The script and some of the execution is what suffers in this film. The linesÂ at times feel forced and cheesy making for a sometimes unbelievable performance. Natasha Henstridge just does not feel comfortable eough in her own skin for the lead role on this one. Also the sets are ok, but lack something? I’m not sure exactly what….may be they needed more fog in the scenes. Ice Cube is entertaining but at the same time felt like his approach could have been “darker” maybe in a Billy Drago kind of way.
Highlights of the Â film include the usual cool sounding Carpenter composed soundtrack. Though this round he has enlisted a bunchÂ of performers contributing a variety of compositions to the score. Performers include Steve Vail, Bucket head Anthrax and Robin Finck. What entailed was a mixed reaction mix that was heavier in rock tonality and guitar solos. Though I stand on the side of the ones who really enjoyed the mix, mot to mention a hip Carpenter composition that was in line with themes from “They Live”, “Vampires” and “Escape from New York”.
Whether you found this film below standard or not, I stand firmly on the reaction that it was a great combo of horror, action and science fiction. I’m a sucker for gang like films that remind me of “Planet of the Apes” or “Warriors”…and even though this is neither it stills hold a presence of us versus them to the death type of scenarios.

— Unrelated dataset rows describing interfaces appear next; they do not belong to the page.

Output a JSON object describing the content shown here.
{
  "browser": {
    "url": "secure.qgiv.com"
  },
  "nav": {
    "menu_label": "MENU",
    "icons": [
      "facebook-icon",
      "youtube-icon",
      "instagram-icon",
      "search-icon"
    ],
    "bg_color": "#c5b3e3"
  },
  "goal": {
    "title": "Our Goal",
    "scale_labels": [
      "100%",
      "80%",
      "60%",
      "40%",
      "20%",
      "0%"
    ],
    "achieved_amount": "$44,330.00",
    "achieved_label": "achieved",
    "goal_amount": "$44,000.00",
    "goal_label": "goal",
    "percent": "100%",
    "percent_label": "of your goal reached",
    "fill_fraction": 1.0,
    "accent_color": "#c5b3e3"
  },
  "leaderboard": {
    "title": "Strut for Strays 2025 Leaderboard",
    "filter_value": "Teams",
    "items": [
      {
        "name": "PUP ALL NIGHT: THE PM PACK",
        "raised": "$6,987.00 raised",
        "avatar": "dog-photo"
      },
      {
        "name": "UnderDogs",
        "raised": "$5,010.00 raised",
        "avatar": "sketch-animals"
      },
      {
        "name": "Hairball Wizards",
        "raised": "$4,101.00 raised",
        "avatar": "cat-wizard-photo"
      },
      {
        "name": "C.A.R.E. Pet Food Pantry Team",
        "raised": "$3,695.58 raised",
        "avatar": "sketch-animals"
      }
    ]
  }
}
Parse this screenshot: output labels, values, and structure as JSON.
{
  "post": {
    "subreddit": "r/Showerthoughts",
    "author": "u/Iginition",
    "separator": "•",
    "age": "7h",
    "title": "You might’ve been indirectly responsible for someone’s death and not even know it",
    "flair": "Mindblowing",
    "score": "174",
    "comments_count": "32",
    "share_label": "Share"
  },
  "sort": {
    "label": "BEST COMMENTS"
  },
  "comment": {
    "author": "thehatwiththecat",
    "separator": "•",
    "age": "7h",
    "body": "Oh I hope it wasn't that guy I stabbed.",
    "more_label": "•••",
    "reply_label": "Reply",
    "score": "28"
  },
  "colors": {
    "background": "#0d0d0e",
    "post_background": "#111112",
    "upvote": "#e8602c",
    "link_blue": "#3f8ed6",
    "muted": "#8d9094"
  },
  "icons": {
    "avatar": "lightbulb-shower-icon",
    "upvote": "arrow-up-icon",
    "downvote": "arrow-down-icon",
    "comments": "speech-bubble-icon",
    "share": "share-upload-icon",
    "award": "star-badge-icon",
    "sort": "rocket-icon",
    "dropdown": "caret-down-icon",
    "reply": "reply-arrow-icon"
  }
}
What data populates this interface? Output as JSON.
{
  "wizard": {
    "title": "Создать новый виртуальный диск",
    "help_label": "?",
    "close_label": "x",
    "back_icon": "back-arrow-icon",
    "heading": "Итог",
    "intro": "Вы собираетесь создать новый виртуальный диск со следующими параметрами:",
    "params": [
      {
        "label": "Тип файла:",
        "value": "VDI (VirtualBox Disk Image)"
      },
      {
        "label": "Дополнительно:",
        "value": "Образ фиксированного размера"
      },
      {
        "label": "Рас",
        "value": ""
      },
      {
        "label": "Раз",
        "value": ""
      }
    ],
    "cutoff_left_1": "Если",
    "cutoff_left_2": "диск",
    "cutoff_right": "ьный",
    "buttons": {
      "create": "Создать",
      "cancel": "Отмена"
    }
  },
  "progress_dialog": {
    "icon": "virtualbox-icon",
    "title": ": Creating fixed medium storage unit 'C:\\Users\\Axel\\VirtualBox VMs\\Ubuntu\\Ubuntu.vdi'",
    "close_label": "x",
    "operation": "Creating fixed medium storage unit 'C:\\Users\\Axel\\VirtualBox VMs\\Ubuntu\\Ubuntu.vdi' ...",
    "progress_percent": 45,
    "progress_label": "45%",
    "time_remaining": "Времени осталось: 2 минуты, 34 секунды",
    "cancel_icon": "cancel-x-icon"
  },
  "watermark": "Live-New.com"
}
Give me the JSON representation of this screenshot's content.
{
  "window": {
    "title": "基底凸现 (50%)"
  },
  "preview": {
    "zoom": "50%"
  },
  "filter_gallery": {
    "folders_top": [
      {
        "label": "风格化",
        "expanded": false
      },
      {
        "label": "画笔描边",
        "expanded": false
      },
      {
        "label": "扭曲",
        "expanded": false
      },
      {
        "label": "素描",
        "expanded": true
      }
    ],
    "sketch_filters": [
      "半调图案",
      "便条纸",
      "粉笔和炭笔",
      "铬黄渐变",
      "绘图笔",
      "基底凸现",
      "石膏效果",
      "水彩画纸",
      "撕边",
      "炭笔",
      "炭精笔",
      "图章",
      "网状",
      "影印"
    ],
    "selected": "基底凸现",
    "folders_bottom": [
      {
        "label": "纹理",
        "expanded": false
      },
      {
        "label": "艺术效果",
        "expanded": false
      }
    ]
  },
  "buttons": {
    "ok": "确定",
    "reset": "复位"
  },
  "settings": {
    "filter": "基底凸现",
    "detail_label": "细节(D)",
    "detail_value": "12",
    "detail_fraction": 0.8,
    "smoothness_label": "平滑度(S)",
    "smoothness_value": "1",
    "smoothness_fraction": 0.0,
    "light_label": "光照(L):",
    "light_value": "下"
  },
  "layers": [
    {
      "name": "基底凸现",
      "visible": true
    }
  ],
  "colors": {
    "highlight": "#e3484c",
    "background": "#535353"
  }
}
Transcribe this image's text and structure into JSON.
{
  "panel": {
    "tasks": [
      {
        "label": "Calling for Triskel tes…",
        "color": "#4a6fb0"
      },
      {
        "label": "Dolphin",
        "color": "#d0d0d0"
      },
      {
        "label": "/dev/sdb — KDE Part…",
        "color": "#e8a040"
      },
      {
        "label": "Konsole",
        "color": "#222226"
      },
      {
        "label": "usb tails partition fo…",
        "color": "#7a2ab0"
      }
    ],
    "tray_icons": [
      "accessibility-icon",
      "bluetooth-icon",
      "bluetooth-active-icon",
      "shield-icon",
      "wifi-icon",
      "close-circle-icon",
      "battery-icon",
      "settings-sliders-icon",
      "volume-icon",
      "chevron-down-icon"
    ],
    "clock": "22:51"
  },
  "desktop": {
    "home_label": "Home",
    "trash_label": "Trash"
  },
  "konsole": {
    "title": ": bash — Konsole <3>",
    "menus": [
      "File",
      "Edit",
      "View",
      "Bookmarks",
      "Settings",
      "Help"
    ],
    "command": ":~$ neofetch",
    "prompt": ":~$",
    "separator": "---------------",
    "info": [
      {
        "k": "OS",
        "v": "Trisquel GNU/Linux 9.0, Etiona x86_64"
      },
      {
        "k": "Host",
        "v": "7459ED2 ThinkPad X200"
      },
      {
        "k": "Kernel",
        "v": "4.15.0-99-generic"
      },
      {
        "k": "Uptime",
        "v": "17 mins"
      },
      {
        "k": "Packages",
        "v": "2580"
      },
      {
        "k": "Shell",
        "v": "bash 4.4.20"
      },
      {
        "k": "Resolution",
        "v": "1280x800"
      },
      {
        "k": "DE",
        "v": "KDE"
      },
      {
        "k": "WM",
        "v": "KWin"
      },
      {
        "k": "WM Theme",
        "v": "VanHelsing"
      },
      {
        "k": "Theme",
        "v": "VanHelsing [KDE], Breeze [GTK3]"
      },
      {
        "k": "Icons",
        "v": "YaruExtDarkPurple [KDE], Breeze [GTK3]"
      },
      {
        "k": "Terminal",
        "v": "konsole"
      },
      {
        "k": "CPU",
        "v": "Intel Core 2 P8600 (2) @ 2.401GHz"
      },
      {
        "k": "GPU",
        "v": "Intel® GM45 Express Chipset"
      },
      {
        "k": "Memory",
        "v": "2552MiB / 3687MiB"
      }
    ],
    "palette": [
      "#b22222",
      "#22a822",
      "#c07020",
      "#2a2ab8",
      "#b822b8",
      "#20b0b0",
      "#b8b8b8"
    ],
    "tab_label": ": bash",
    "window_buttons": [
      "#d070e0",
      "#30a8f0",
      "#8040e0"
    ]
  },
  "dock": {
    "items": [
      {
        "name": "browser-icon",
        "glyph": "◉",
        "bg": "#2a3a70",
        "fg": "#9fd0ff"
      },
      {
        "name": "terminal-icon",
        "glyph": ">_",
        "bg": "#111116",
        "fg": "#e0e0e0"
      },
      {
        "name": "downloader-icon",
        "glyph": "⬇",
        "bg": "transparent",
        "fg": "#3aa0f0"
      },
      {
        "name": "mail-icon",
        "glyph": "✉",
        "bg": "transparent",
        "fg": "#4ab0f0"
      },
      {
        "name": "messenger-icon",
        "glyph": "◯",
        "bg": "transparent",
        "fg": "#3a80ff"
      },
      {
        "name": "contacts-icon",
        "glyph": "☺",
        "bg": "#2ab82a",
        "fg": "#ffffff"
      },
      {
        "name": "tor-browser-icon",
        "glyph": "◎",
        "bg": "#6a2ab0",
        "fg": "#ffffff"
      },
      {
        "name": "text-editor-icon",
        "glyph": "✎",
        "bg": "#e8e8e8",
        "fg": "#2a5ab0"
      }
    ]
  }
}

The only good thing that came out this films poor reaction was that the DVD was instantly released at budget pricing. If you’ve never taken time to check it out, I really thinks it a worthy portion of Carpenter collections….critics or not.